## [Exercise brief]
Lines below that include "Daily" are the answer; copy each one.

-- Dataset extract follows --

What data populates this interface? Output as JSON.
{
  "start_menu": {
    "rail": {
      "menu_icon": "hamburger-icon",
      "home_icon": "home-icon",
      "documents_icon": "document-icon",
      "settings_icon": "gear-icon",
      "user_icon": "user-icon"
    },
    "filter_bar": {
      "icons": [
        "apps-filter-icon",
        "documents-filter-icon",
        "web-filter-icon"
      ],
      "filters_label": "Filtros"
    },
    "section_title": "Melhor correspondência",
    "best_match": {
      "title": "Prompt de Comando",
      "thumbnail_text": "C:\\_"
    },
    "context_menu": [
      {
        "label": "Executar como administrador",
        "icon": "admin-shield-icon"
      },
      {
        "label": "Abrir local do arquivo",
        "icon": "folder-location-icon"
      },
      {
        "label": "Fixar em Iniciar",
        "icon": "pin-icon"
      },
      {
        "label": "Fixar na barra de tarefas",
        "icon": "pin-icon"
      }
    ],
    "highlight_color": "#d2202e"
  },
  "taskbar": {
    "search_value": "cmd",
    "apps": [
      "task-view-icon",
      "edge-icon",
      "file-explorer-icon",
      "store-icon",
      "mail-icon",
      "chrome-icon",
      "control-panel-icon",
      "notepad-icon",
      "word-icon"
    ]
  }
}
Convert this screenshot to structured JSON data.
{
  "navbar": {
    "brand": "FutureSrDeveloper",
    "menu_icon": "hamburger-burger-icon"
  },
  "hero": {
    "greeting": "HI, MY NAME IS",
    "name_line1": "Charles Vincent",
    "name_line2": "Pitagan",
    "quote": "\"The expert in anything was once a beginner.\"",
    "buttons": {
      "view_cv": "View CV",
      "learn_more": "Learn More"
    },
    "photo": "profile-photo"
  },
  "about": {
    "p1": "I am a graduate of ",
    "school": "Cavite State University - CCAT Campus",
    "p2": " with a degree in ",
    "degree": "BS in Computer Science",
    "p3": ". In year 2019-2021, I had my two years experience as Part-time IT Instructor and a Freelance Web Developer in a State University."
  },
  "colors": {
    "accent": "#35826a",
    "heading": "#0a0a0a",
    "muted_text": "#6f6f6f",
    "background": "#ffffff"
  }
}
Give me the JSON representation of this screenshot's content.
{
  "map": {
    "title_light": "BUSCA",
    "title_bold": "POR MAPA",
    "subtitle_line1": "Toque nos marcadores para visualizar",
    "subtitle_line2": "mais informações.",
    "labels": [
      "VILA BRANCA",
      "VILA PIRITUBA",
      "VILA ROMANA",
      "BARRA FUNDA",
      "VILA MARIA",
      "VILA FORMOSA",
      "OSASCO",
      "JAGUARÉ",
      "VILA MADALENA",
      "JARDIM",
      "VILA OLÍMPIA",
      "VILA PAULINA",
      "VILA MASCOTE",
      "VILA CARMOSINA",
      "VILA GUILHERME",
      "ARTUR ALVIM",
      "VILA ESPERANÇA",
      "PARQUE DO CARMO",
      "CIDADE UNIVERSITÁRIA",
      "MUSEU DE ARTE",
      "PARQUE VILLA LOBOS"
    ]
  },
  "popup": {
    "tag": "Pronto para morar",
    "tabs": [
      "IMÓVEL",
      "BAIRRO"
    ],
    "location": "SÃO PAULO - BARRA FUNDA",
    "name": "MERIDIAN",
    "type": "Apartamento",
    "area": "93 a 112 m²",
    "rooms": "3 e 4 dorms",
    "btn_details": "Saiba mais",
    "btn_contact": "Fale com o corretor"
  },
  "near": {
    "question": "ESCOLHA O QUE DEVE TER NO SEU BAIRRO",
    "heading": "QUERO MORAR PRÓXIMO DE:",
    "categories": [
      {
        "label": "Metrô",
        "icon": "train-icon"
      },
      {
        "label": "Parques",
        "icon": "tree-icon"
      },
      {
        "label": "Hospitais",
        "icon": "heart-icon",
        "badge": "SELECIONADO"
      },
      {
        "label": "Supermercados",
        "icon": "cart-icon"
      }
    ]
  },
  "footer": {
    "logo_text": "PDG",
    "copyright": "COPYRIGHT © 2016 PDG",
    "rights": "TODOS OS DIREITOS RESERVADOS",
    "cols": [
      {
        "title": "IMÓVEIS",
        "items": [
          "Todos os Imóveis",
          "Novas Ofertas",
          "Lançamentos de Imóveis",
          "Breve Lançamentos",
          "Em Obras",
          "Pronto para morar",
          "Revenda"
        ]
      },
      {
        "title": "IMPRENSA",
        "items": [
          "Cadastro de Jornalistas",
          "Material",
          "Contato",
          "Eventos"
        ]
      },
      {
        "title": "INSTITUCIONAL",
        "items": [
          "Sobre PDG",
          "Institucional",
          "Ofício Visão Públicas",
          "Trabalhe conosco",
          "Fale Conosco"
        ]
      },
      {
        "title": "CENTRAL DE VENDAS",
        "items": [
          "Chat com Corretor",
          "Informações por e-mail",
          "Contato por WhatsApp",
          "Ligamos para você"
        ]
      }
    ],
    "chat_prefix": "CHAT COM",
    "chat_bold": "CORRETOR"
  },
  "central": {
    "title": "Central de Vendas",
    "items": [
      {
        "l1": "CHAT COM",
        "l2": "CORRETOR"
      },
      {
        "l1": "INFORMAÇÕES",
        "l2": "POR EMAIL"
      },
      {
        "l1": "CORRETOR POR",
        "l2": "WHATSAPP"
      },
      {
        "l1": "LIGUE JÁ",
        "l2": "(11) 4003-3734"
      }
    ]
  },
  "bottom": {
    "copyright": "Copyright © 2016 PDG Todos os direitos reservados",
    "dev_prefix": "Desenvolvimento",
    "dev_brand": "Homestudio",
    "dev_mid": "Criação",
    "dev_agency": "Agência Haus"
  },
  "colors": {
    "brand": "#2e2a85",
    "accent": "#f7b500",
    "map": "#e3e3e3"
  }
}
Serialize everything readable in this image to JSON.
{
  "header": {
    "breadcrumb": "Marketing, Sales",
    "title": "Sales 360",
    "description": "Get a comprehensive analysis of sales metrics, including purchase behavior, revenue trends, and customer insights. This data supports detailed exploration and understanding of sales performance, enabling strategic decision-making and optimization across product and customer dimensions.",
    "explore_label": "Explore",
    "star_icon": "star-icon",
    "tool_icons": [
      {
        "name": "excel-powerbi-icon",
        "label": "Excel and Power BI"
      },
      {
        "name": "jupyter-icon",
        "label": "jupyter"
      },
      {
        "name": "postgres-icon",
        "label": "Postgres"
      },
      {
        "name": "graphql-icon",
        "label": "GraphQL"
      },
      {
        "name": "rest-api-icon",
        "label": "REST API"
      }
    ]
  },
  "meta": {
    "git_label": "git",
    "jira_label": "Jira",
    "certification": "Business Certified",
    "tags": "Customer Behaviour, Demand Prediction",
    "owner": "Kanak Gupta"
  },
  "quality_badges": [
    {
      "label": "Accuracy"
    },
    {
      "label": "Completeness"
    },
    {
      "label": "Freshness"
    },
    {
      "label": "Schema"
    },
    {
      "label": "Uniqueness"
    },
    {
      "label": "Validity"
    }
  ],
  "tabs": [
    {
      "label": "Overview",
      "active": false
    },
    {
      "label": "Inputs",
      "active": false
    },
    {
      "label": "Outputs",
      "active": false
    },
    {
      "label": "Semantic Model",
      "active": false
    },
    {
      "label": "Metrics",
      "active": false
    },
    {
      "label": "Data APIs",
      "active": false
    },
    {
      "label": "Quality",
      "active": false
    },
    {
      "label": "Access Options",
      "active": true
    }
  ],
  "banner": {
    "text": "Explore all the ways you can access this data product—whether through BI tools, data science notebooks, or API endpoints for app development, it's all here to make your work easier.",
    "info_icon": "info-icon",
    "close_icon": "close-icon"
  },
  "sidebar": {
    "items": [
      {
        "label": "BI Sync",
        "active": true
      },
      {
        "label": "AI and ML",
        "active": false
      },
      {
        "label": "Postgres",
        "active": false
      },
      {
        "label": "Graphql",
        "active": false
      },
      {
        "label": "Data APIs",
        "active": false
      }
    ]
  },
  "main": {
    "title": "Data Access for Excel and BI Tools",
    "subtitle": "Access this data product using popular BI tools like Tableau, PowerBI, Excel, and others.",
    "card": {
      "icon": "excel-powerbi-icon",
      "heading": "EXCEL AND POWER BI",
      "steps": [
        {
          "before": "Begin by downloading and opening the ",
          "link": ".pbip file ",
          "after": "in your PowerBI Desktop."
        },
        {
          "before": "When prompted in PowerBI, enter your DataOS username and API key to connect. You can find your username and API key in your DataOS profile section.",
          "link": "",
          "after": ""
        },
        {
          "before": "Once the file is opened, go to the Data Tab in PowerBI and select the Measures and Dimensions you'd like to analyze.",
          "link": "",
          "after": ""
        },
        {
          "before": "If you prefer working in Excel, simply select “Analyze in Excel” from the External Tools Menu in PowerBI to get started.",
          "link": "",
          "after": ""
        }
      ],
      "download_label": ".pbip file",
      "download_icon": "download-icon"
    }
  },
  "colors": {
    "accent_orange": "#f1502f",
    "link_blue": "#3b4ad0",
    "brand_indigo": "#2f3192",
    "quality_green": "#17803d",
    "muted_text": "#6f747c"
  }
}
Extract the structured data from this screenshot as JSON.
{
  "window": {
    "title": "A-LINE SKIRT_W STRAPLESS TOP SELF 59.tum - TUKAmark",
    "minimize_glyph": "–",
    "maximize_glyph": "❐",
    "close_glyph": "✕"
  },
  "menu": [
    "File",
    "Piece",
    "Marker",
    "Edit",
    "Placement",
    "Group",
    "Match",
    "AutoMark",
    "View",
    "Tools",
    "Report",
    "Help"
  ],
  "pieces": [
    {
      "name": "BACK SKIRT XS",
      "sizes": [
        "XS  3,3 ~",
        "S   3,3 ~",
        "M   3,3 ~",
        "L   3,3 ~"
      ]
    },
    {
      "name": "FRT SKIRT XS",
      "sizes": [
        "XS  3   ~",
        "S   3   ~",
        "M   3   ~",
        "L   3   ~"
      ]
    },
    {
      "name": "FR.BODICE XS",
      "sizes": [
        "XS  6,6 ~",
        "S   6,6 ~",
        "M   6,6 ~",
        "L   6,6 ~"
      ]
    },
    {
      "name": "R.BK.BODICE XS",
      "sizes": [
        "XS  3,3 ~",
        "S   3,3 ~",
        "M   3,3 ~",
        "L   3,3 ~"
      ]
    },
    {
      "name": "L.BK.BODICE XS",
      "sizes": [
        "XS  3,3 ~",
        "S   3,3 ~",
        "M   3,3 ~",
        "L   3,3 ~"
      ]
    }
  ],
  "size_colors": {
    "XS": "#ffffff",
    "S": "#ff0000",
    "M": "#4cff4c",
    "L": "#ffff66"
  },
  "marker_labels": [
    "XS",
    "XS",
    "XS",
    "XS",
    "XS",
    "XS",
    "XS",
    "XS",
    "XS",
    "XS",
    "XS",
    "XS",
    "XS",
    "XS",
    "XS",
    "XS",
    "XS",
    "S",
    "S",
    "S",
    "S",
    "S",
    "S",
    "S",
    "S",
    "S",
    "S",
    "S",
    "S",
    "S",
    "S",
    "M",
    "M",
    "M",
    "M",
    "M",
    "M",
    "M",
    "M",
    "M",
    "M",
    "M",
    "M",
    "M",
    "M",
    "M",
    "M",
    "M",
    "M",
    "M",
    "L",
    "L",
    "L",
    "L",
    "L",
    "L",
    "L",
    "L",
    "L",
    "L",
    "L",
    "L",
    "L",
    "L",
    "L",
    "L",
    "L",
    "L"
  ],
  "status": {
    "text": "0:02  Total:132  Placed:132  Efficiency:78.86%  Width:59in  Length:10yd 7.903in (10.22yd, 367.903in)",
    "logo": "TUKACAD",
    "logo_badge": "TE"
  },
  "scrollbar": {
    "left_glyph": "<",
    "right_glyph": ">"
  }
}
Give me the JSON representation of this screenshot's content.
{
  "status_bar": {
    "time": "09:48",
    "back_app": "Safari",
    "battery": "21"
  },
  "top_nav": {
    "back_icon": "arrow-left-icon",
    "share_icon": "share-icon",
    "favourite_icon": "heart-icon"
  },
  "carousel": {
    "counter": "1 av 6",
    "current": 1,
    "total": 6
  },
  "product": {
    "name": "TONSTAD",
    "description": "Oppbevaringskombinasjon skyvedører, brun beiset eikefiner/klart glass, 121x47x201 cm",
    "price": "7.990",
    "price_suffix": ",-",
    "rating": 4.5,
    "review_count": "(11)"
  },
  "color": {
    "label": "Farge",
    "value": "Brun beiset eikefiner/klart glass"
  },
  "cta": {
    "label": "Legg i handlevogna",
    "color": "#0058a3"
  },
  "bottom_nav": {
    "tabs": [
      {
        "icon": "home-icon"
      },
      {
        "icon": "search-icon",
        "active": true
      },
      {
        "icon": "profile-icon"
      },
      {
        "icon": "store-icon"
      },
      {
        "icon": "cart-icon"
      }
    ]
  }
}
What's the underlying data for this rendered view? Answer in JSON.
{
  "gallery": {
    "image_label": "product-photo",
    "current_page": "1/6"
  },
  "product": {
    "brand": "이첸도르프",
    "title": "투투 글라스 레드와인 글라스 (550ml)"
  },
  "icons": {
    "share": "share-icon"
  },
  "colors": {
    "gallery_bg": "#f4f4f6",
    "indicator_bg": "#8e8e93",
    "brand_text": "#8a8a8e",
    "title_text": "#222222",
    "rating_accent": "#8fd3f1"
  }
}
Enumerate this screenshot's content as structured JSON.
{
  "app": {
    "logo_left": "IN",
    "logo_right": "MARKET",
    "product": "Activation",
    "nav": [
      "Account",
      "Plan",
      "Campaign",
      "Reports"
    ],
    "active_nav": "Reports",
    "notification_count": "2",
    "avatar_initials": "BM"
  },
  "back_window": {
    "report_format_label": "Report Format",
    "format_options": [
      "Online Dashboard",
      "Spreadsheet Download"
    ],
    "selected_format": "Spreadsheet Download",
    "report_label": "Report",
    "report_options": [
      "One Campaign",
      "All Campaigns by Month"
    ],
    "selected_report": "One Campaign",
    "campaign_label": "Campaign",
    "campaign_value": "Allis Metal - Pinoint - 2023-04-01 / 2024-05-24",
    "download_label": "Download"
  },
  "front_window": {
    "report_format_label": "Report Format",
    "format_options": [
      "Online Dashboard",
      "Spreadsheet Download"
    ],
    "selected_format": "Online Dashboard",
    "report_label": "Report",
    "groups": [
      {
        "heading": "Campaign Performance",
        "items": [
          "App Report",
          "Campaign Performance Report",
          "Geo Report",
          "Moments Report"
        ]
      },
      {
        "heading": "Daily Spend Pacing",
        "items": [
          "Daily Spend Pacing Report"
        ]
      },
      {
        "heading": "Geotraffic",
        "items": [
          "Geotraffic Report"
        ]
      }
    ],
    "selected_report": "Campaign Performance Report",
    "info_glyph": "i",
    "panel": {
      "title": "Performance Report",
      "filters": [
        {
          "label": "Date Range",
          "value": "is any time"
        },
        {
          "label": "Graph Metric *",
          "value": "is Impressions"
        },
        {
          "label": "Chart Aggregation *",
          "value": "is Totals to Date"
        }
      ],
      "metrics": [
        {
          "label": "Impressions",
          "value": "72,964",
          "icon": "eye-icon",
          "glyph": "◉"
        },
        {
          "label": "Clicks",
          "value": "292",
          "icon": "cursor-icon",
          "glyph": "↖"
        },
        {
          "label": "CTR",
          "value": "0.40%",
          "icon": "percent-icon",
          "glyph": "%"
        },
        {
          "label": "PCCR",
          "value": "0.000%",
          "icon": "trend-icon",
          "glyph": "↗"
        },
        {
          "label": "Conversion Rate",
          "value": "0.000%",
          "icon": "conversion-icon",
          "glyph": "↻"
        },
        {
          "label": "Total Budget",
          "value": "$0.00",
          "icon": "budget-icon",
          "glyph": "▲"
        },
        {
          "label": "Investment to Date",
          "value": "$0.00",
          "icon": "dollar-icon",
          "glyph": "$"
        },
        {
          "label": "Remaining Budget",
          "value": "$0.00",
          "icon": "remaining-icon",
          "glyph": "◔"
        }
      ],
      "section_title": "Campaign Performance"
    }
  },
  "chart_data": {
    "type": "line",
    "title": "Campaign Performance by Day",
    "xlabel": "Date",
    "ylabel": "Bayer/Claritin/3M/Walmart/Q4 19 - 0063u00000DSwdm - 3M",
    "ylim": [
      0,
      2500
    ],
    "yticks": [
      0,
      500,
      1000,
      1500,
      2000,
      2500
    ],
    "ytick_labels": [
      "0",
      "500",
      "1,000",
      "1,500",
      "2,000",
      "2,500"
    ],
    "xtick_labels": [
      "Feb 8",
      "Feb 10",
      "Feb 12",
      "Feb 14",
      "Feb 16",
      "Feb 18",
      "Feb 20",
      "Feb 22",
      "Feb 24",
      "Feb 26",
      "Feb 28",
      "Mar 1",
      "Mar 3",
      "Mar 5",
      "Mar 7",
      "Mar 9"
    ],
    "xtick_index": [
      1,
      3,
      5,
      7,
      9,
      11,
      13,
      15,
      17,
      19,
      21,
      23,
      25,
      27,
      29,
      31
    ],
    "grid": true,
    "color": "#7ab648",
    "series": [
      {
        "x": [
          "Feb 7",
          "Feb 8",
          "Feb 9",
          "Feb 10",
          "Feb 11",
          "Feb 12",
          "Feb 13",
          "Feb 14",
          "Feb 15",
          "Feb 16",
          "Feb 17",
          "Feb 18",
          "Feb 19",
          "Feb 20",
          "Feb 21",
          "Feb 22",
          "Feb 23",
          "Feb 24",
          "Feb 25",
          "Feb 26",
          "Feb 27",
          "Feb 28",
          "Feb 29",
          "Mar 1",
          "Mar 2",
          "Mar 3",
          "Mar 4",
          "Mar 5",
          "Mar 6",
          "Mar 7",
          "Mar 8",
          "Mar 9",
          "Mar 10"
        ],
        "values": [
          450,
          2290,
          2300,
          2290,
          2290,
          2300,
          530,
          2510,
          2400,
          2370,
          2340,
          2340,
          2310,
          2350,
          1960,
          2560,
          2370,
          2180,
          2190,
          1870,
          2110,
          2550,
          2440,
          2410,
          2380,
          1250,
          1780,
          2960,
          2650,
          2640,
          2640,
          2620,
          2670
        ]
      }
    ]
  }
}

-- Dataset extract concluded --

## [Reply]
        "heading": "Daily Spend Pacing",
          "Daily Spend Pacing Report"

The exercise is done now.